3D entertainment has been, for decades, something for kids of all ages. Wearing those (not-so) stylish red and blue glasses meant you were in on a little secret that not everyone got to know. In recent years, we’ve seen the interest in the 3D movies surge. With all the high-definition graphics available today, who could blame Hollywood for making the most of this trend! 3D movies may seem like a big deal. But if sitting through one of these special flicks makes you dizzy and more motion sick that filled with emotion, the effect is totally lost on you. Here’s why . . .
What 3D motion pictures are trying to do is imitate nature. We naturally see in 3-dimensions because of the way our eyes are positioned – a few inches apart. Essentially, this gives us two overlapping perspectives. If you close one eye, you observe the singular perspective of your environment, and if you close the other, you get the second perspective. Together, these two “views” join to create the whole, wonderful 3D world in which you live.
How it Works
The intent of 3D projections is to make the film on the screen come to life in the most authentic way possible (completely manufactured, of course). This is achieved with two-part filming. Two lenses positioned about as far apart as the eyes, capture scenes. When projected onto the screen, the subtle overlap of images makes it impossible to observe the film clearly without special glasses.
If you were taken to a 3D film as a child, you might remember the red and blue plastic lenses well. They looked somewhat ridiculous, but we loved having them on! Many of us tried wearing them outside of the theater, only to find we could not see very well in the real world. Today, 3D lenses are polarized, enabling more color to come through during showings of King Kong battling Godzilla and other flicks.
Why Some People Can’t Tolerate 3D
3D movies are hyped-up, but they are not suitable for everyone. If you have ever felt somewhat dizzy and nausea during one of these technically advanced movies, there’s a reason. Not everyone’s eyes work well together. It’s called binocular vision. This condition is not something that requires treatment; it just means your eyes will probably not adjust as needed to 3D glasses.
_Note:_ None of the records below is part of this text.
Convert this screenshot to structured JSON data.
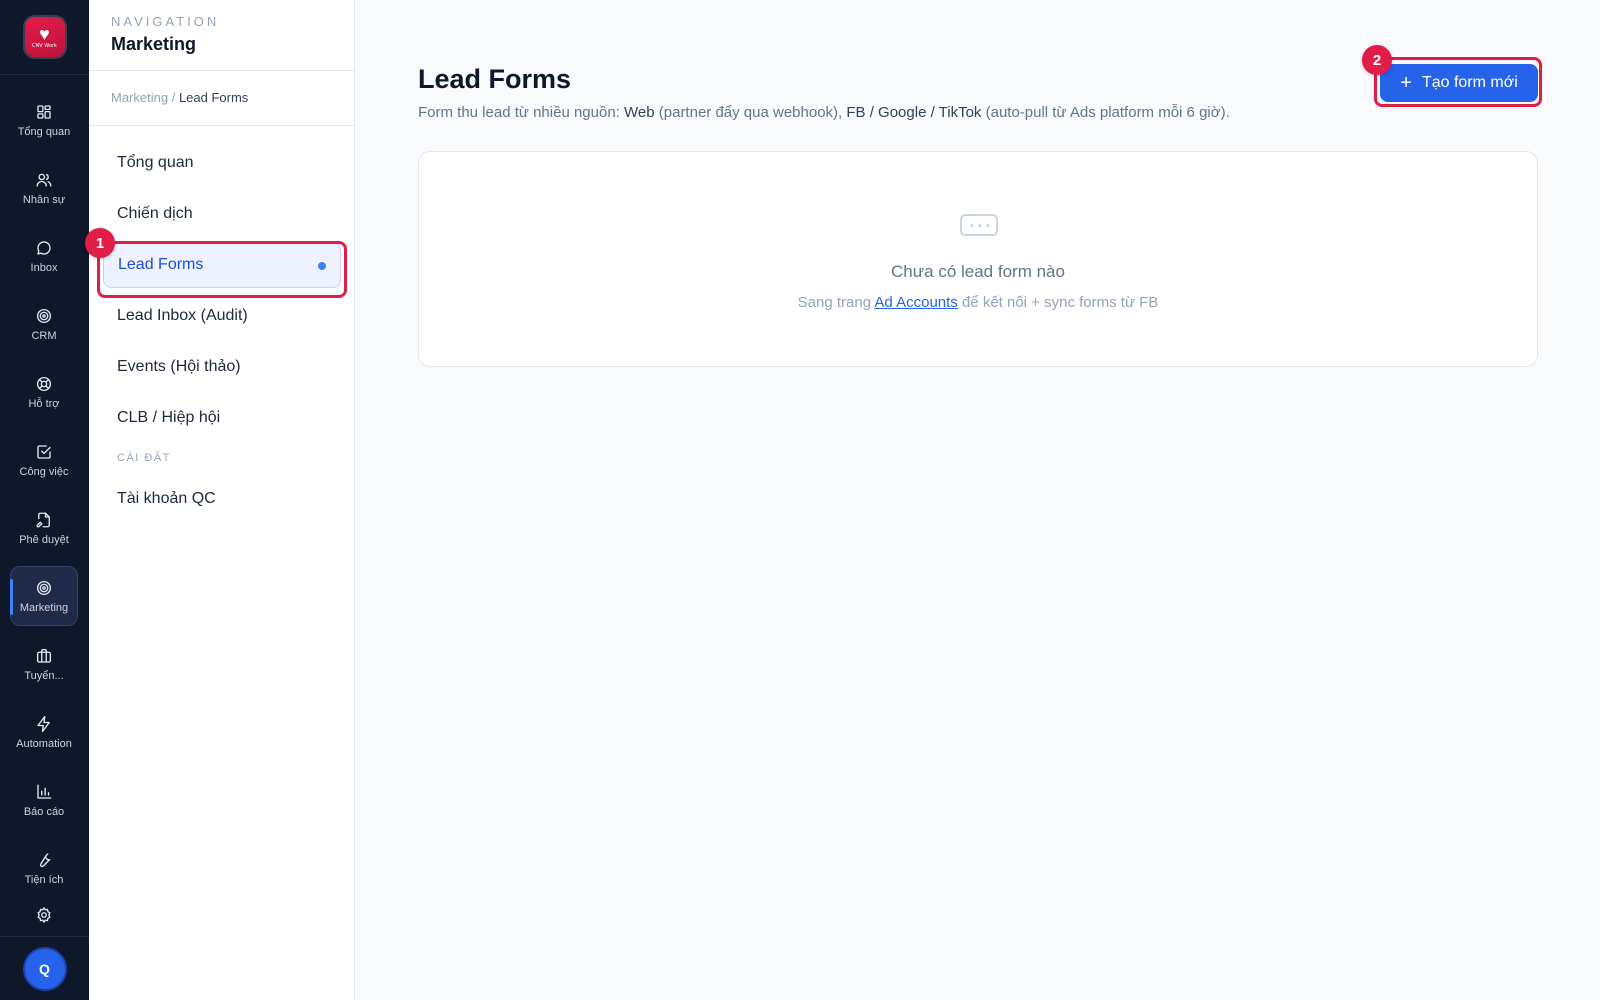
{
  "rail": {
    "logo_text": "CNV Work",
    "items": [
      {
        "label": "Tổng quan",
        "icon": "grid-icon"
      },
      {
        "label": "Nhân sự",
        "icon": "users-icon"
      },
      {
        "label": "Inbox",
        "icon": "chat-bubble-icon"
      },
      {
        "label": "CRM",
        "icon": "target-icon"
      },
      {
        "label": "Hỗ trợ",
        "icon": "lifebuoy-icon"
      },
      {
        "label": "Công việc",
        "icon": "checkbox-icon"
      },
      {
        "label": "Phê duyệt",
        "icon": "file-signature-icon"
      },
      {
        "label": "Marketing",
        "icon": "target-icon"
      },
      {
        "label": "Tuyển...",
        "icon": "briefcase-icon"
      },
      {
        "label": "Automation",
        "icon": "lightning-icon"
      },
      {
        "label": "Báo cáo",
        "icon": "bar-chart-icon"
      },
      {
        "label": "Tiện ích",
        "icon": "wrench-icon"
      }
    ],
    "active": "Marketing",
    "avatar_initial": "Q"
  },
  "nav": {
    "eyebrow": "NAVIGATION",
    "title": "Marketing",
    "breadcrumb": {
      "parent": "Marketing /",
      "current": "Lead Forms"
    },
    "items": [
      {
        "label": "Tổng quan"
      },
      {
        "label": "Chiến dịch"
      },
      {
        "label": "Lead Forms"
      },
      {
        "label": "Lead Inbox (Audit)"
      },
      {
        "label": "Events (Hội thảo)"
      },
      {
        "label": "CLB / Hiệp hội"
      }
    ],
    "active": "Lead Forms",
    "section_label": "CÀI ĐẶT",
    "settings_items": [
      {
        "label": "Tài khoản QC"
      }
    ]
  },
  "annotations": [
    {
      "label": "1"
    },
    {
      "label": "2"
    }
  ],
  "main": {
    "title": "Lead Forms",
    "subtitle": {
      "p1": "Form thu lead từ nhiều nguồn: ",
      "b1": "Web",
      "p2": " (partner đẩy qua webhook), ",
      "b2": "FB / Google / TikTok",
      "p3": " (auto-pull từ Ads platform mỗi 6 giờ)."
    },
    "create_button": {
      "label": "Tạo form mới",
      "icon": "plus-icon"
    },
    "empty_state": {
      "icon": "message-dots-icon",
      "title": "Chưa có lead form nào",
      "hint_prefix": "Sang trang ",
      "hint_link": "Ad Accounts",
      "hint_suffix": " để kết nối + sync forms từ FB"
    }
  },
  "colors": {
    "primary": "#2563eb",
    "annotation": "#e11d48",
    "rail_bg": "#0f172a"
  }
}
Seeing clearly through special spectacles isn’t life-changing, but seeing clearly in your daily life is. To schedule an exam with your Ocala ophthalmologist, call (352) 237-8400.